## ABOUT THIS TASK
Return all the entries word for word.

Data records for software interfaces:
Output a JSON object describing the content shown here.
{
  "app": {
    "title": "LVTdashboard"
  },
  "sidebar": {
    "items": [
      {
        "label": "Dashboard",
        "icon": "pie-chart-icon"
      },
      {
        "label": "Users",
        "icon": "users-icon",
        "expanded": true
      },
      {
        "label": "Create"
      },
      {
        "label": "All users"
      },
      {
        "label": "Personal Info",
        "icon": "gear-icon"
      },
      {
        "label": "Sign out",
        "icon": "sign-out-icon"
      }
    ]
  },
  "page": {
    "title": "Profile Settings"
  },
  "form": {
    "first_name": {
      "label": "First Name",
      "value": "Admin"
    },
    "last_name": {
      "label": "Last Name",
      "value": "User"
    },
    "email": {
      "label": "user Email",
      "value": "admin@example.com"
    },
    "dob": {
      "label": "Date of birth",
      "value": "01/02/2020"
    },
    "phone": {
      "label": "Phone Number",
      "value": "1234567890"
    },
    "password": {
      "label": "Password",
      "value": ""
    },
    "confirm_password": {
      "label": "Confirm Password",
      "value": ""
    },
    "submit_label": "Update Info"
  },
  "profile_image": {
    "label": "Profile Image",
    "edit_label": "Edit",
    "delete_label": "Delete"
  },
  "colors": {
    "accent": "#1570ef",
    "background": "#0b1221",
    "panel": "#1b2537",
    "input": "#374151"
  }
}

## EXERCISE OUTPUT
Output a JSON object describing the content shown here.
{
  "app": {
    "title": "LVTdashboard"
  },
  "sidebar": {
    "items": [
      {
        "label": "Dashboard",
        "icon": "pie-chart-icon"
      },
      {
        "label": "Users",
        "icon": "users-icon",
        "expanded": true
      },
      {
        "label": "Create"
      },
      {
        "label": "All users"
      },
      {
        "label": "Personal Info",
        "icon": "gear-icon"
      },
      {
        "label": "Sign out",
        "icon": "sign-out-icon"
      }
    ]
  },
  "page": {
    "title": "Profile Settings"
  },
  "form": {
    "first_name": {
      "label": "First Name",
      "value": "Admin"
    },
    "last_name": {
      "label": "Last Name",
      "value": "User"
    },
    "email": {
      "label": "user Email",
      "value": "admin@example.com"
    },
    "dob": {
      "label": "Date of birth",
      "value": "01/02/2020"
    },
    "phone": {
      "label": "Phone Number",
      "value": "1234567890"
    },
    "password": {
      "label": "Password",
      "value": ""
    },
    "confirm_password": {
      "label": "Confirm Password",
      "value": ""
    },
    "submit_label": "Update Info"
  },
  "profile_image": {
    "label": "Profile Image",
    "edit_label": "Edit",
    "delete_label": "Delete"
  },
  "colors": {
    "accent": "#1570ef",
    "background": "#0b1221",
    "panel": "#1b2537",
    "input": "#374151"
  }
}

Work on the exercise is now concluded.